Internship Study Report (supported by JGP Program)

Internship Study Report

Name of student

Aoi Seo, Master student, Graduate School of Global Environmental Studies

Title of internship program

Deformation of reinforcing geosynthetics in thermally-active geotechnical systems


Department of Structural Engineering, University of California, San Diego


John McCartney, Ph.D., P.E.

Period of internship

6/9/2015 ~ 4/12/2015



Mechanically-stabilized earth (MSE) walls consist of alternating layers of compacted soil backfill and geosynthetic reinforcements. Although the mobilized resistance of these structures depends on the shear strength of the soil, the tensile strength of the geosynthetic, and soil-geosynthetic interaction, the deformation response of MSE walls is closely linked to the effective stress state within the backfill. Interaction with the environment or changes in the groundwater level may lead to changes in pore water pressure, which will affect the effective stress state. Increases in pore water pressure or degree of saturation that may occur in poorly draining backfills will lead to decreases in effective stress. A method that is being investigated for control of the stress state in poorly draining backfills is the incorporation of geothermal heat exchangers within the reinforced soil mass (Stewart and McCartney 2013). In this case, thermally induced water flow is expected to occur in the unsaturated soil away from the heat exchangers, leading to a lower degree of saturation, increased suction, and increased effective stress in the backfill at the locations of the heat exchangers (Coccia and McCartney 2013). This soil improvement technique (Figure 1) has the added advantage that MSE walls could be used to dissipate excess heat from power plants or buildings, making these systems more environmentally friendly and potentially less expensive due to the cost offsets associated with the cooling system requirements.

Despite the potential positive effects of thermally induced water flow on the shear strength and stiffness of the reinforced soil mass, studies on geosynthetics indicate that there may be negative effects of temperature on the stress-strain response of reinforcing geosynthetics. Thermal softening (i.e., a decrease in tensile modulus) may be encountered when geothermal heat exchange elements are incorporated into mechanically stabilized earth (MSE) walls. This project aims to characterize the effects of thermal softening on geosynthetics confined in compacted soil from the results from a series of laboratory tests.

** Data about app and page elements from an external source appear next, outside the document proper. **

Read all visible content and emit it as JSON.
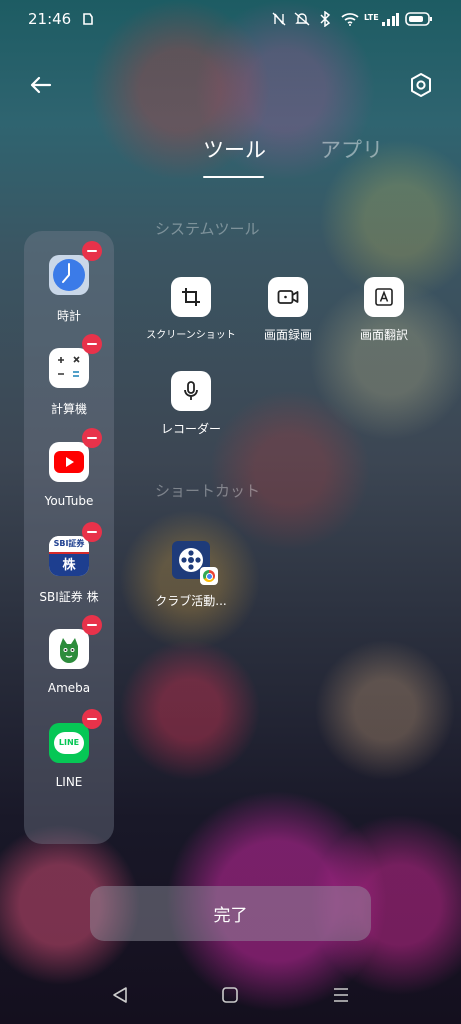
{
  "status_bar": {
    "time": "21:46",
    "network": "LTE"
  },
  "header": {
    "back_icon": "arrow-left-icon",
    "settings_icon": "gear-icon"
  },
  "tabs": [
    {
      "label": "ツール",
      "active": true
    },
    {
      "label": "アプリ",
      "active": false
    }
  ],
  "sections": {
    "system_tools": "システムツール",
    "shortcuts": "ショートカット"
  },
  "system_tools": [
    {
      "label": "スクリーンショット",
      "icon": "crop-icon"
    },
    {
      "label": "画面録画",
      "icon": "video-record-icon"
    },
    {
      "label": "画面翻訳",
      "icon": "translate-icon"
    },
    {
      "label": "レコーダー",
      "icon": "microphone-icon"
    }
  ],
  "shortcuts": [
    {
      "label": "クラブ活動...",
      "icon": "video-reel-icon"
    }
  ],
  "sidebar_apps": [
    {
      "label": "時計",
      "icon": "clock-icon"
    },
    {
      "label": "計算機",
      "icon": "calculator-icon"
    },
    {
      "label": "YouTube",
      "icon": "youtube-icon"
    },
    {
      "label": "SBI証券 株",
      "icon": "sbi-icon",
      "icon_text": "SBI証券",
      "icon_sub": "株"
    },
    {
      "label": "Ameba",
      "icon": "ameba-icon"
    },
    {
      "label": "LINE",
      "icon": "line-icon",
      "icon_text": "LINE"
    }
  ],
  "done_button": "完了",
  "colors": {
    "remove_badge": "#e8324a",
    "youtube": "#ff0000",
    "line": "#06c755",
    "sbi_blue": "#1d3e8f"
  }
}
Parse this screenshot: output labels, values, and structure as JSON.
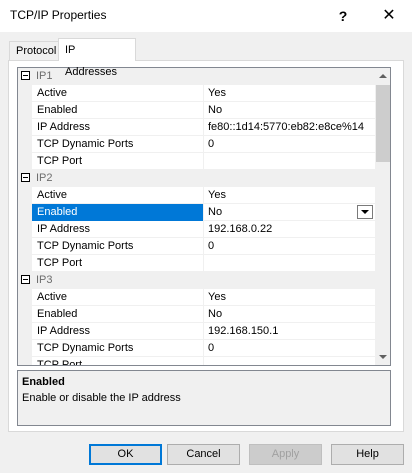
{
  "window": {
    "title": "TCP/IP Properties",
    "help_glyph": "?",
    "close_glyph": "✕"
  },
  "tabs": [
    {
      "label": "Protocol",
      "active": false
    },
    {
      "label": "IP Addresses",
      "active": true
    }
  ],
  "grid": {
    "categories": [
      {
        "label": "IP1",
        "rows": [
          {
            "name": "Active",
            "value": "Yes"
          },
          {
            "name": "Enabled",
            "value": "No"
          },
          {
            "name": "IP Address",
            "value": "fe80::1d14:5770:eb82:e8ce%14"
          },
          {
            "name": "TCP Dynamic Ports",
            "value": "0"
          },
          {
            "name": "TCP Port",
            "value": ""
          }
        ]
      },
      {
        "label": "IP2",
        "rows": [
          {
            "name": "Active",
            "value": "Yes"
          },
          {
            "name": "Enabled",
            "value": "No",
            "selected": true
          },
          {
            "name": "IP Address",
            "value": "192.168.0.22"
          },
          {
            "name": "TCP Dynamic Ports",
            "value": "0"
          },
          {
            "name": "TCP Port",
            "value": ""
          }
        ]
      },
      {
        "label": "IP3",
        "rows": [
          {
            "name": "Active",
            "value": "Yes"
          },
          {
            "name": "Enabled",
            "value": "No"
          },
          {
            "name": "IP Address",
            "value": "192.168.150.1"
          },
          {
            "name": "TCP Dynamic Ports",
            "value": "0"
          },
          {
            "name": "TCP Port",
            "value": ""
          }
        ]
      }
    ]
  },
  "description": {
    "title": "Enabled",
    "text": "Enable or disable the IP address"
  },
  "buttons": {
    "ok": "OK",
    "cancel": "Cancel",
    "apply": "Apply",
    "help": "Help"
  },
  "colors": {
    "selection": "#0078d7",
    "category_bg": "#f0f0f0"
  }
}
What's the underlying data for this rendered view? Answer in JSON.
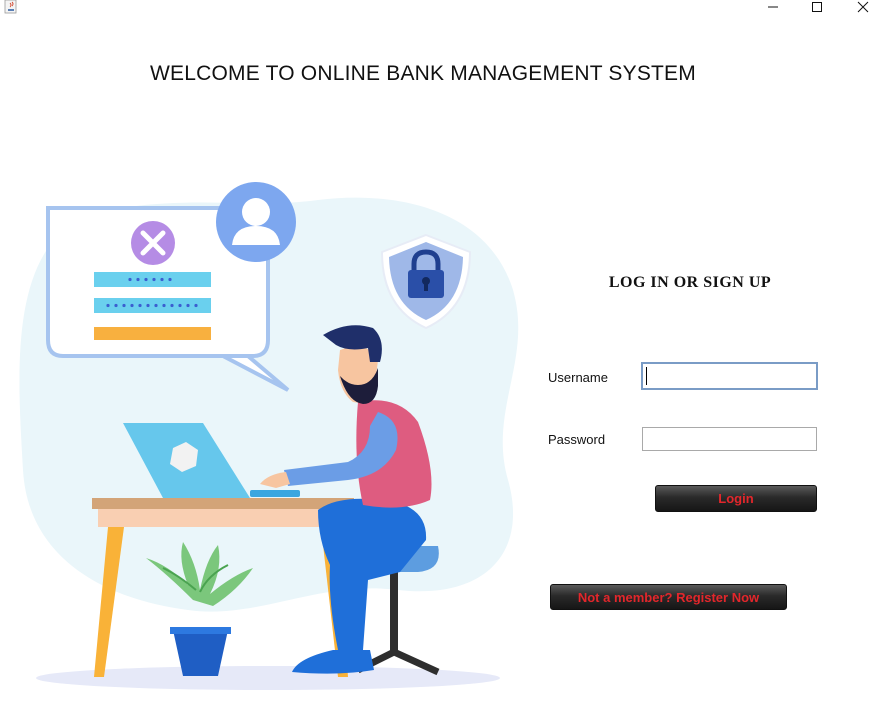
{
  "window": {
    "app_icon": "java-coffee-cup-icon",
    "controls": {
      "minimize_icon": "minimize-icon",
      "maximize_icon": "maximize-icon",
      "close_icon": "close-icon"
    }
  },
  "header": {
    "title": "WELCOME TO ONLINE BANK MANAGEMENT SYSTEM"
  },
  "illustration": {
    "description_icon": "login-illustration-icon"
  },
  "login_form": {
    "title": "LOG IN OR SIGN UP",
    "username_label": "Username",
    "username_value": "",
    "password_label": "Password",
    "password_value": "",
    "login_button": "Login",
    "register_button": "Not a member? Register Now"
  },
  "colors": {
    "button_text": "#e3262b",
    "button_bg": "#2a2a2a",
    "focused_field_border": "#7a9cc6"
  }
}
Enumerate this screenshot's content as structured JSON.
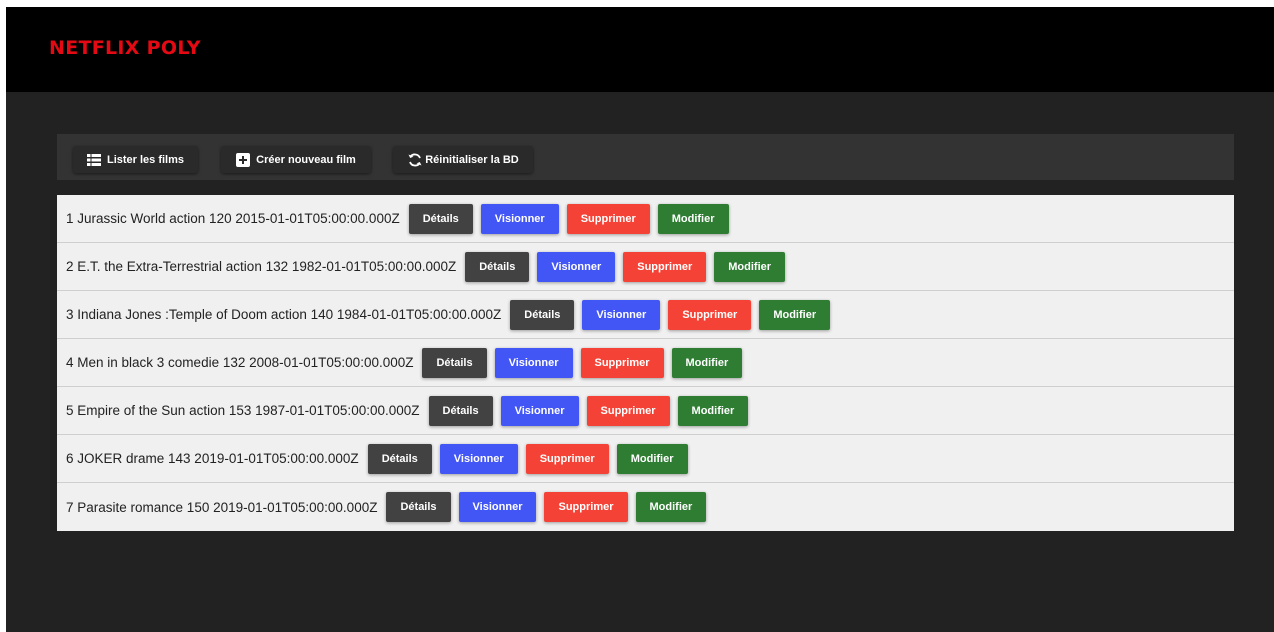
{
  "header": {
    "brand": "NETFLIX POLY"
  },
  "toolbar": {
    "list_label": "Lister les films",
    "create_label": "Créer nouveau film",
    "reset_label": "Réinitialiser la BD"
  },
  "actions": {
    "details": "Détails",
    "watch": "Visionner",
    "delete": "Supprimer",
    "edit": "Modifier"
  },
  "films": [
    {
      "text": "1 Jurassic World action 120 2015-01-01T05:00:00.000Z"
    },
    {
      "text": "2 E.T. the Extra-Terrestrial action 132 1982-01-01T05:00:00.000Z"
    },
    {
      "text": "3 Indiana Jones :Temple of Doom action 140 1984-01-01T05:00:00.000Z"
    },
    {
      "text": "4 Men in black 3 comedie 132 2008-01-01T05:00:00.000Z"
    },
    {
      "text": "5 Empire of the Sun action 153 1987-01-01T05:00:00.000Z"
    },
    {
      "text": "6 JOKER drame 143 2019-01-01T05:00:00.000Z"
    },
    {
      "text": "7 Parasite romance 150 2019-01-01T05:00:00.000Z"
    }
  ],
  "colors": {
    "brand": "#e50914",
    "details": "#424242",
    "watch": "#4255f5",
    "delete": "#f44336",
    "edit": "#2e7d32"
  },
  "icons": {
    "list": "list-icon",
    "create": "plus-square-icon",
    "reset": "refresh-icon"
  }
}
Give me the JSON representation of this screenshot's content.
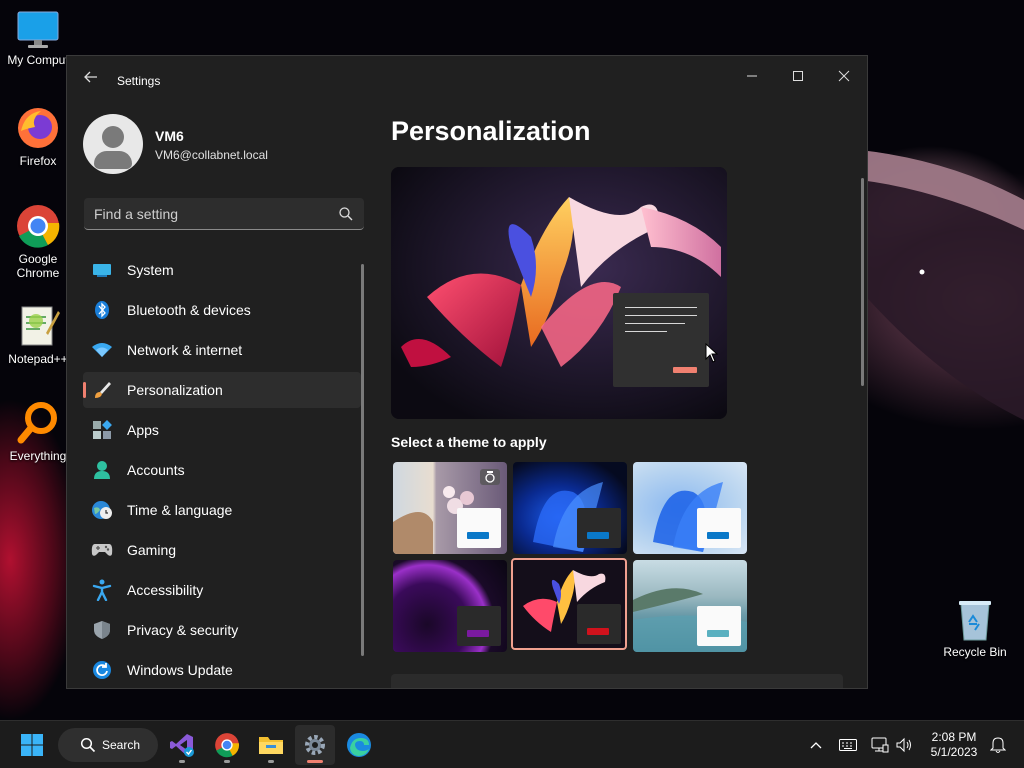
{
  "desktop": {
    "icons": [
      {
        "label": "My Comput"
      },
      {
        "label": "Firefox"
      },
      {
        "label": "Google\nChrome"
      },
      {
        "label": "Notepad++"
      },
      {
        "label": "Everything"
      },
      {
        "label": "Recycle Bin"
      }
    ]
  },
  "window": {
    "title": "Settings",
    "controls": {
      "minimize": "minimize-icon",
      "maximize": "maximize-icon",
      "close": "close-icon"
    }
  },
  "profile": {
    "name": "VM6",
    "email": "VM6@collabnet.local"
  },
  "search": {
    "placeholder": "Find a setting"
  },
  "nav": {
    "items": [
      {
        "label": "System",
        "icon": "system-icon"
      },
      {
        "label": "Bluetooth & devices",
        "icon": "bluetooth-icon"
      },
      {
        "label": "Network & internet",
        "icon": "wifi-icon"
      },
      {
        "label": "Personalization",
        "icon": "brush-icon",
        "active": true
      },
      {
        "label": "Apps",
        "icon": "apps-icon"
      },
      {
        "label": "Accounts",
        "icon": "person-icon"
      },
      {
        "label": "Time & language",
        "icon": "globe-clock-icon"
      },
      {
        "label": "Gaming",
        "icon": "gamepad-icon"
      },
      {
        "label": "Accessibility",
        "icon": "accessibility-icon"
      },
      {
        "label": "Privacy & security",
        "icon": "shield-icon"
      },
      {
        "label": "Windows Update",
        "icon": "update-icon"
      }
    ]
  },
  "main": {
    "title": "Personalization",
    "theme_section_label": "Select a theme to apply",
    "themes": [
      {
        "name": "spotlight",
        "accent": "#0a78c8"
      },
      {
        "name": "windows-dark",
        "accent": "#0a78c8"
      },
      {
        "name": "windows-light",
        "accent": "#0a78c8"
      },
      {
        "name": "glow",
        "accent": "#7a1aa0"
      },
      {
        "name": "captured-motion",
        "accent": "#d0121c",
        "selected": true
      },
      {
        "name": "flow",
        "accent": "#5ab0c0"
      }
    ]
  },
  "taskbar": {
    "search_label": "Search",
    "time": "2:08 PM",
    "date": "5/1/2023"
  },
  "colors": {
    "accent": "#f08070",
    "window_bg": "#202020",
    "taskbar_bg": "#1c1c1c"
  }
}
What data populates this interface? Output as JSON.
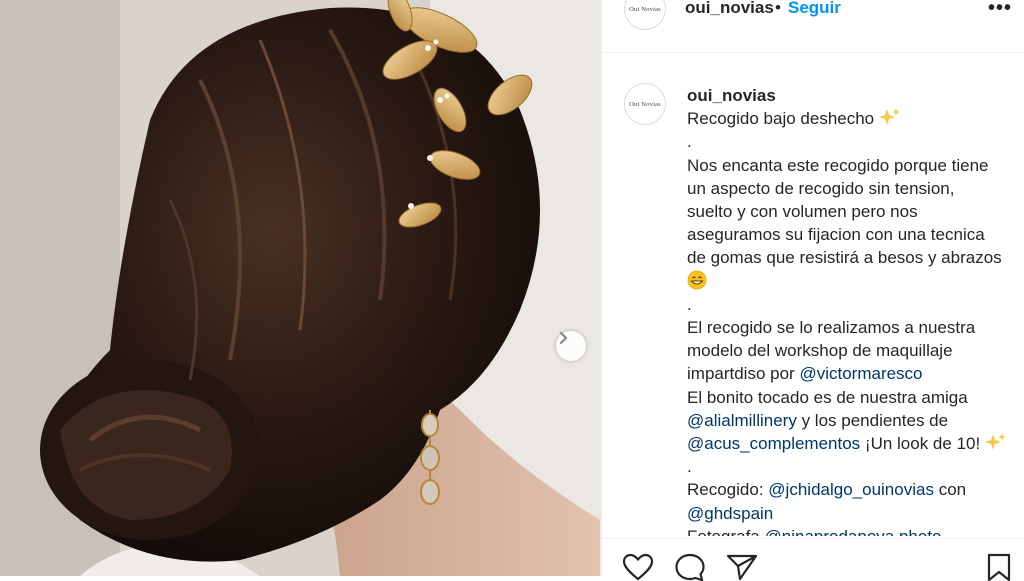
{
  "post": {
    "username": "oui_novias",
    "avatar_text": "Oui Novias",
    "separator": "•",
    "follow_label": "Seguir",
    "more_label": "•••"
  },
  "caption": {
    "username": "oui_novias",
    "lines": [
      "Recogido bajo deshecho",
      ".",
      "Nos encanta este recogido porque tiene",
      "un aspecto de recogido sin tension,",
      "suelto y con volumen pero nos",
      "aseguramos su fijacion con una tecnica",
      "de gomas que resistirá a besos y abrazos",
      ".",
      "El recogido se lo realizamos a nuestra",
      "modelo del workshop de maquillaje",
      "impartdiso por",
      "@victormaresco",
      "El bonito tocado es de nuestra amiga",
      "@alialmillinery",
      "y los pendientes de",
      "@acus_complementos",
      "¡Un look de 10!",
      ".",
      "Recogido:",
      "@jchidalgo_ouinovias",
      "con",
      "@ghdspain",
      "Fotografa",
      "@ninaprodanova.photo"
    ]
  },
  "icons": {
    "sparkles": "sparkles-icon",
    "grin": "grinning-face-icon",
    "next": "chevron-right-icon",
    "like": "heart-icon",
    "comment": "comment-icon",
    "share": "paper-plane-icon",
    "save": "bookmark-icon"
  },
  "colors": {
    "link": "#00376b",
    "follow": "#0095f6",
    "text": "#262626"
  }
}
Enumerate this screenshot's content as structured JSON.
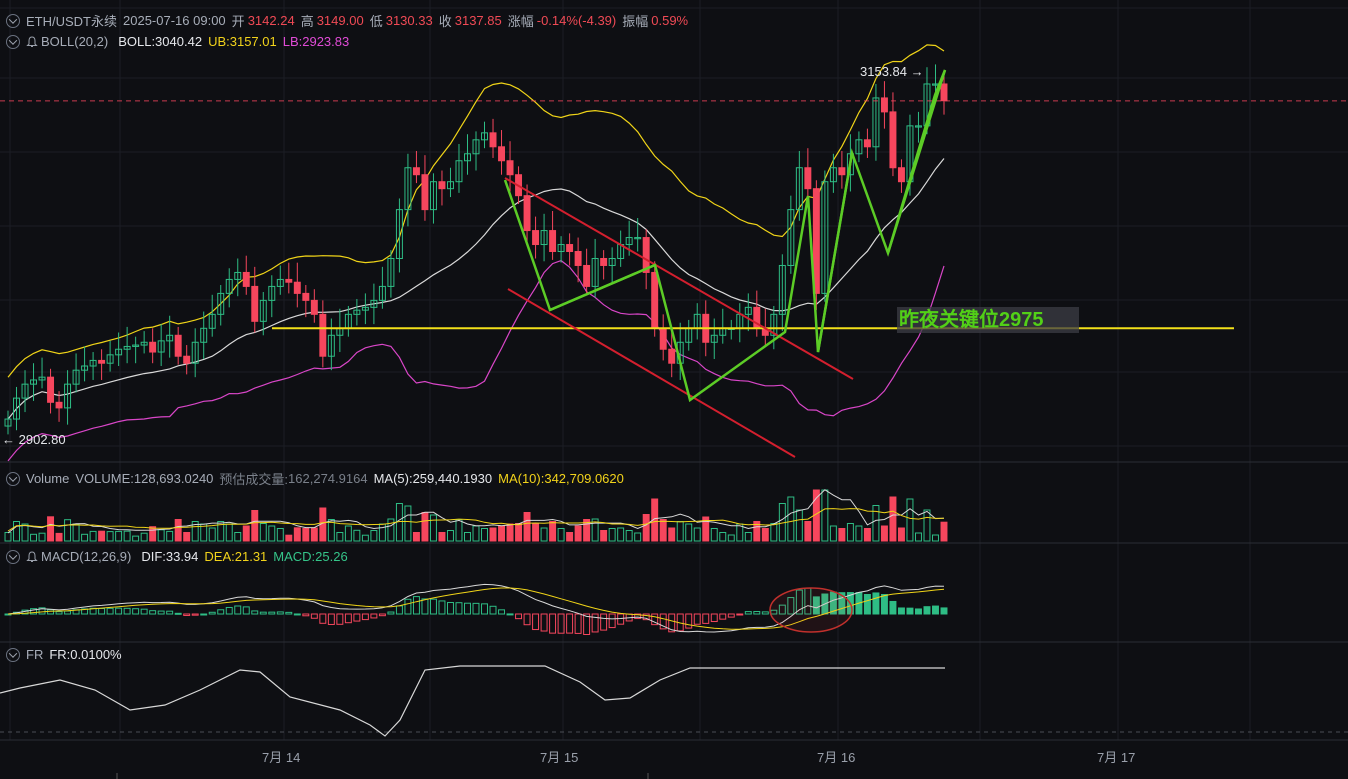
{
  "header": {
    "symbol": "ETH/USDT永续",
    "datetime": "2025-07-16 09:00",
    "open_label": "开",
    "open": "3142.24",
    "high_label": "高",
    "high": "3149.00",
    "low_label": "低",
    "low": "3130.33",
    "close_label": "收",
    "close": "3137.85",
    "change_label": "涨幅",
    "change": "-0.14%(-4.39)",
    "amplitude_label": "振幅",
    "amplitude": "0.59%"
  },
  "boll": {
    "name": "BOLL(20,2)",
    "mid": "BOLL:3040.42",
    "ub": "UB:3157.01",
    "lb": "LB:2923.83"
  },
  "volume": {
    "name": "Volume",
    "value": "VOLUME:128,693.0240",
    "est_label": "预估成交量:",
    "est": "162,274.9164",
    "ma5": "MA(5):259,440.1930",
    "ma10": "MA(10):342,709.0620"
  },
  "macd": {
    "name": "MACD(12,26,9)",
    "dif": "DIF:33.94",
    "dea": "DEA:21.31",
    "macd": "MACD:25.26"
  },
  "fr": {
    "name": "FR",
    "value": "FR:0.0100%"
  },
  "price_high_tag": "3153.84",
  "price_low_tag": "2902.80",
  "annotation": "昨夜关键位2975",
  "x_labels": [
    "7月 14",
    "7月 15",
    "7月 16",
    "7月 17"
  ],
  "colors": {
    "up": "#2ebd85",
    "down": "#f6465d",
    "boll_mid": "#d9d9d9",
    "boll_ub": "#f0d418",
    "boll_lb": "#d946c8",
    "key_level": "#f2e01a",
    "channel": "#d31f2e",
    "zigzag": "#5ccc26"
  },
  "chart_data": {
    "type": "candlestick",
    "interval_hours": 1,
    "x_range_labels": [
      "7月 14",
      "7月 15",
      "7月 16",
      "7月 17"
    ],
    "visible_high": 3153.84,
    "visible_low": 2902.8,
    "key_level": 2975,
    "last_close": 3137.85,
    "price_closes": [
      2910,
      2925,
      2935,
      2938,
      2940,
      2922,
      2918,
      2935,
      2945,
      2948,
      2952,
      2950,
      2956,
      2960,
      2962,
      2963,
      2965,
      2958,
      2966,
      2970,
      2955,
      2950,
      2965,
      2975,
      2985,
      3000,
      3010,
      3015,
      3005,
      2980,
      2995,
      3005,
      3010,
      3008,
      3000,
      2995,
      2985,
      2955,
      2970,
      2975,
      2985,
      2988,
      2990,
      2995,
      3005,
      3025,
      3060,
      3090,
      3085,
      3060,
      3080,
      3075,
      3080,
      3095,
      3100,
      3110,
      3115,
      3105,
      3095,
      3085,
      3070,
      3045,
      3035,
      3045,
      3030,
      3035,
      3030,
      3020,
      3005,
      3025,
      3020,
      3025,
      3035,
      3040,
      3040,
      3015,
      2975,
      2960,
      2950,
      2965,
      2975,
      2985,
      2965,
      2970,
      2975,
      2975,
      2985,
      2990,
      2975,
      2970,
      2985,
      3020,
      3060,
      3090,
      3075,
      3000,
      3080,
      3090,
      3085,
      3100,
      3110,
      3105,
      3140,
      3130,
      3090,
      3080,
      3120,
      3120,
      3150,
      3150,
      3138
    ]
  }
}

A thermomechanical pullout device was employed in the project (Photo. 1). This incorporates standard geosynthetic testing elements and also heating elements at the top and bottom of soil layer, along with an array of dialectic sensors for measurements of soil water content and temperature. After installing a soil layer with geosynthetic reinforcement simulating the backfill of a thermally-active MSE wall in the box, the top and bottom of the box were heated to approximately 90 °C for a period of approximately 10 days at most. Next, a horizontal load was applied to the geosynthetic at a rate of 0.002 kN/m/s by pouring tungsten pellets into a hanging basket until reaching failure (defined by movement of the tell-tales). The pullout load-displacement curves for geosynthetics of four tests with various temperatures are shown in Figure 1. This clearly indicates that pullout stiffness decreased due to softening of geosynthetics caused by heat. Although decreasing of water content was also observed, it was not so significant. This indicates that longer time of heating may induce greater water flow and increase effective stress, which overcome the negative effects of thermally induced creep.



It is my extreme pleasure to put forth my sincere thanks to Prof. John McCartney (University of California, San Diego) for providing me such a wonderful opportunity and helping my research. I also would like to express my gratitude to all members of Professor McCartney’s laboratory for generous support. Prof. Katsumi, Dr. Inui and Dr. Takai (Kyoto University) gave me insightful comments and suggestions. I sincerely appreciate financial supports from “Japan Gateway : Kyoto University Top Global Program”.